#### EXERCISE INPUT:
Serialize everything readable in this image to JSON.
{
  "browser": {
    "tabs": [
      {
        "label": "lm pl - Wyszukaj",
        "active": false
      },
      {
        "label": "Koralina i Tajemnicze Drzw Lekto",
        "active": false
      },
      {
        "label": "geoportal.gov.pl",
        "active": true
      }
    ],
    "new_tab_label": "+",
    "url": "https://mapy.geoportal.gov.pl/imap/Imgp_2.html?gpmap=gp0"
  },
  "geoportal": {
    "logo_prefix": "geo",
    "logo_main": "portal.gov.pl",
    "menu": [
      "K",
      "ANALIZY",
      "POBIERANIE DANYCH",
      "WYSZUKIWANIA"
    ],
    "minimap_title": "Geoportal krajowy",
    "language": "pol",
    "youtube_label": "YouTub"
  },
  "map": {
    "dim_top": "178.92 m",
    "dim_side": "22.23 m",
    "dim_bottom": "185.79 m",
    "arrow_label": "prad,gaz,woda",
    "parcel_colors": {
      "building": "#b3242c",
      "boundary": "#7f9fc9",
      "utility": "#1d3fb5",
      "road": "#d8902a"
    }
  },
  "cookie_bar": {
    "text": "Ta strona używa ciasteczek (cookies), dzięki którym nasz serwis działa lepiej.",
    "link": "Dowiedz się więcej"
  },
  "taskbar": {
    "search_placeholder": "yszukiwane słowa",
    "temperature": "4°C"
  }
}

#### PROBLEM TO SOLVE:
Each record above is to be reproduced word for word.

#### RESULT:
Serialize everything readable in this image to JSON.
{
  "browser": {
    "tabs": [
      {
        "label": "lm pl - Wyszukaj",
        "active": false
      },
      {
        "label": "Koralina i Tajemnicze Drzw Lekto",
        "active": false
      },
      {
        "label": "geoportal.gov.pl",
        "active": true
      }
    ],
    "new_tab_label": "+",
    "url": "https://mapy.geoportal.gov.pl/imap/Imgp_2.html?gpmap=gp0"
  },
  "geoportal": {
    "logo_prefix": "geo",
    "logo_main": "portal.gov.pl",
    "menu": [
      "K",
      "ANALIZY",
      "POBIERANIE DANYCH",
      "WYSZUKIWANIA"
    ],
    "minimap_title": "Geoportal krajowy",
    "language": "pol",
    "youtube_label": "YouTub"
  },
  "map": {
    "dim_top": "178.92 m",
    "dim_side": "22.23 m",
    "dim_bottom": "185.79 m",
    "arrow_label": "prad,gaz,woda",
    "parcel_colors": {
      "building": "#b3242c",
      "boundary": "#7f9fc9",
      "utility": "#1d3fb5",
      "road": "#d8902a"
    }
  },
  "cookie_bar": {
    "text": "Ta strona używa ciasteczek (cookies), dzięki którym nasz serwis działa lepiej.",
    "link": "Dowiedz się więcej"
  },
  "taskbar": {
    "search_placeholder": "yszukiwane słowa",
    "temperature": "4°C"
  }
}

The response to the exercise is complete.